Pay Equity & Discrimination
Women are almost half of the workforce. They are the equal, if not main, breadwinner in four out of ten families. They receive more college and graduate degrees than men. Yet, on average, women continue to earn considerably less than men. In 2013, female full-time workers made only 78 cents for every dollar earned by men, a gender wage gap of 22 percent. Women, on average, earn less than men in virtually every single occupation for which there is sufficient earnings data for both men and women to calculate an earnings ratio.
In 2013, female full-time workers made only 78 cents for every dollar earned by men, a gender wage gap of 22 percent.
IWPR tracks the gender wage gap over time in a series of fact sheets updated twice per year. According to our research, if change continues at the same slow pace as it has done for the past fifty years, it will take 44 years—or until 2058—for women to finally reach pay parity. IWPR’s annual fact sheet on the gender wage gap by occupation shows that women earn less than men in almost any occupation. IWPR’s Status of Women in the States project tracks the gender wage gap across states. IWPR’s report on sex and race discrimination in the workplace shows that outright discrimination in pay, hiring, or promotions continues to be a significant feature of working life.
Pay equity may be affected by the segregation of jobs by gender and other factors. IWPR’s research shows that, irrespective of the level of qualification, jobs predominantly done by women pay less on average than jobs predominantly done by men. Women have made tremendous strides during the last few decades by moving into jobs and occupations previously done almost exclusively by men, yet during the last decade there has been very little further progress in the gender integration of work. In some industries and occupations, like construction, there has been no progress in forty years. This persistent occupational segregation is a significant contributor to the lack of significant progress in closing the wage gap. According to a recent regression analysis of federal data by IWPR, the poverty rate for working women would be cut in half if women were paid the same as comparable men.

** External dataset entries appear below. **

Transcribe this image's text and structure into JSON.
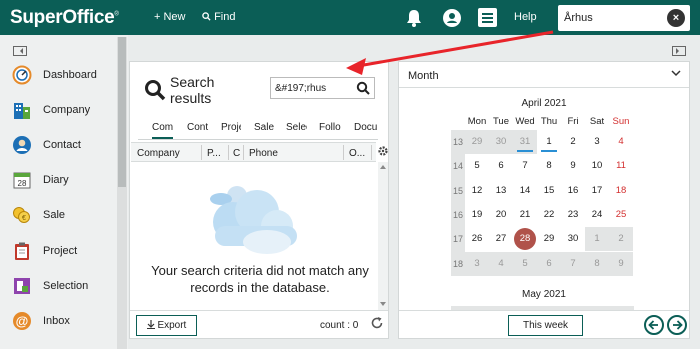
{
  "topbar": {
    "logo": "SuperOffice",
    "logo_mark": "®",
    "new_label": "+ New",
    "find_label": "Find",
    "help_label": "Help",
    "search_value": "Århus",
    "bell_icon": "bell-icon",
    "user_icon": "user-icon",
    "menu_icon": "hamburger-icon"
  },
  "sidebar": {
    "items": [
      {
        "label": "Dashboard",
        "icon": "gauge-icon"
      },
      {
        "label": "Company",
        "icon": "building-icon"
      },
      {
        "label": "Contact",
        "icon": "person-icon"
      },
      {
        "label": "Diary",
        "icon": "calendar-icon",
        "icon_text": "28"
      },
      {
        "label": "Sale",
        "icon": "coins-icon"
      },
      {
        "label": "Project",
        "icon": "clipboard-icon"
      },
      {
        "label": "Selection",
        "icon": "selection-icon"
      },
      {
        "label": "Inbox",
        "icon": "at-icon"
      }
    ]
  },
  "results": {
    "title_line1": "Search",
    "title_line2": "results",
    "search_value": "&#197;rhus",
    "tabs": [
      "Comp",
      "Cont",
      "Proje",
      "Sale",
      "Selec",
      "Follo",
      "Docu"
    ],
    "columns": [
      "Company",
      "P...",
      "C",
      "Phone",
      "O..."
    ],
    "empty_message": "Your search criteria did not match any records in the database.",
    "export_label": "Export",
    "count_label": "count : 0"
  },
  "calendar": {
    "mode_label": "Month",
    "month1_title": "April 2021",
    "month2_title": "May 2021",
    "weekdays": [
      "Mon",
      "Tue",
      "Wed",
      "Thu",
      "Fri",
      "Sat",
      "Sun"
    ],
    "weeks": [
      {
        "week": "13",
        "days": [
          "29",
          "30",
          "31",
          "1",
          "2",
          "3",
          "4"
        ]
      },
      {
        "week": "14",
        "days": [
          "5",
          "6",
          "7",
          "8",
          "9",
          "10",
          "11"
        ]
      },
      {
        "week": "15",
        "days": [
          "12",
          "13",
          "14",
          "15",
          "16",
          "17",
          "18"
        ]
      },
      {
        "week": "16",
        "days": [
          "19",
          "20",
          "21",
          "22",
          "23",
          "24",
          "25"
        ]
      },
      {
        "week": "17",
        "days": [
          "26",
          "27",
          "28",
          "29",
          "30",
          "1",
          "2"
        ]
      },
      {
        "week": "18",
        "days": [
          "3",
          "4",
          "5",
          "6",
          "7",
          "8",
          "9"
        ]
      }
    ],
    "today": "28",
    "this_week_label": "This week",
    "colors": {
      "accent": "#0b5e56",
      "sunday": "#d32f2f",
      "today": "#b0524a",
      "event_bar": "#2a8fd4",
      "dim": "#999999"
    }
  }
}
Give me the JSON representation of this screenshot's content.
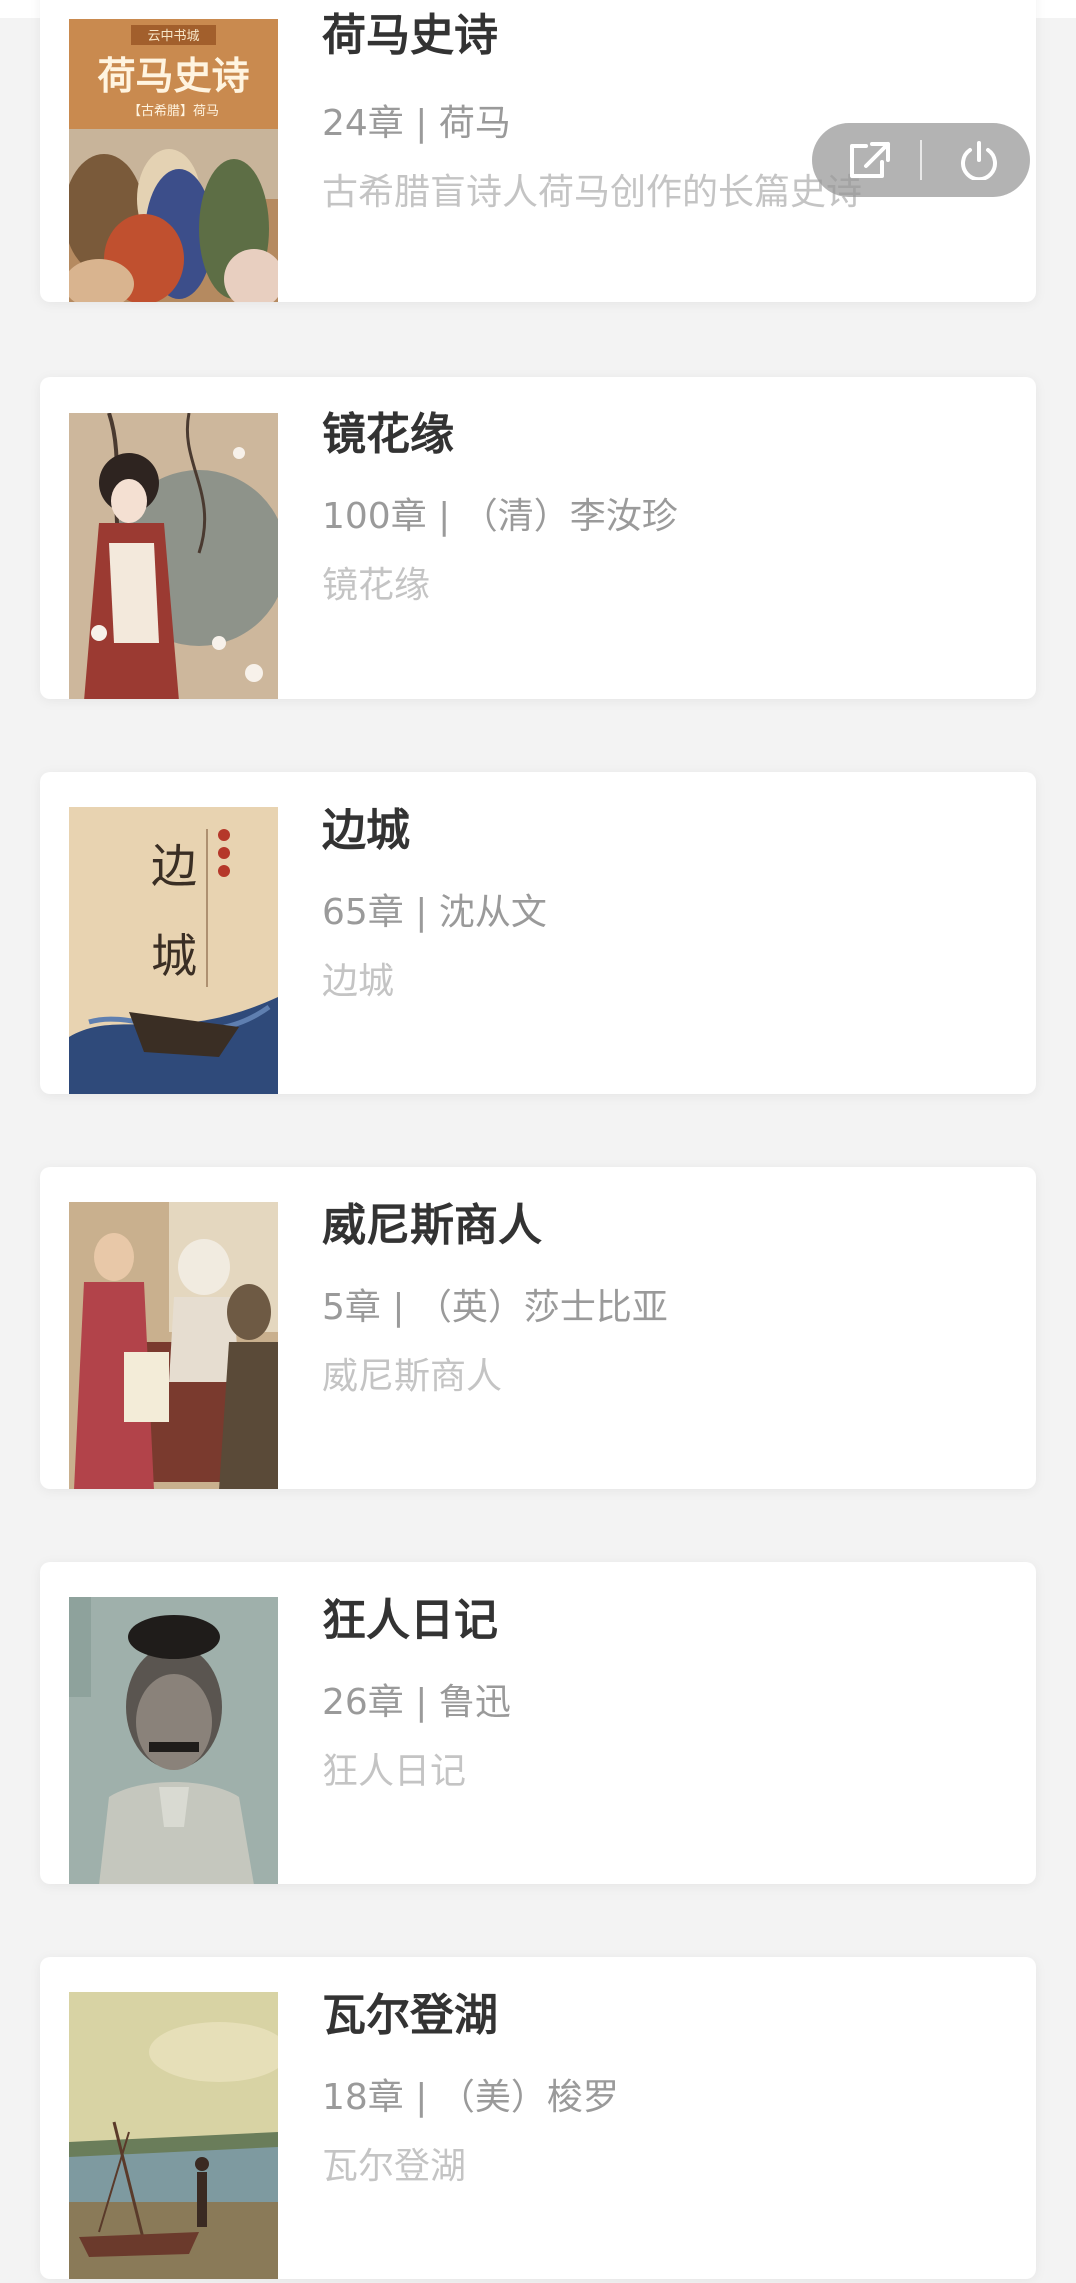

IWPR, in collaboration with The WAGE Project, Inc., examined consent decree remedies for sex and race discrimination in the workplace. Consent decrees are court approved settlements of law suits where the defendant does not admit guilt but agrees to the implementation of a set of measures to remedy and prevent future occurrence of potentially unlawful practices. In employment discrimination cases, in addition to individual relief (such as monetary damages for the person(s) who brought the discrimination claim), consent decrees typically mandate organizational remedies such as sexual harassment training, the introduction of new grievance procedures, supervisory training or revised performance management, and reward schemes. Click here for more information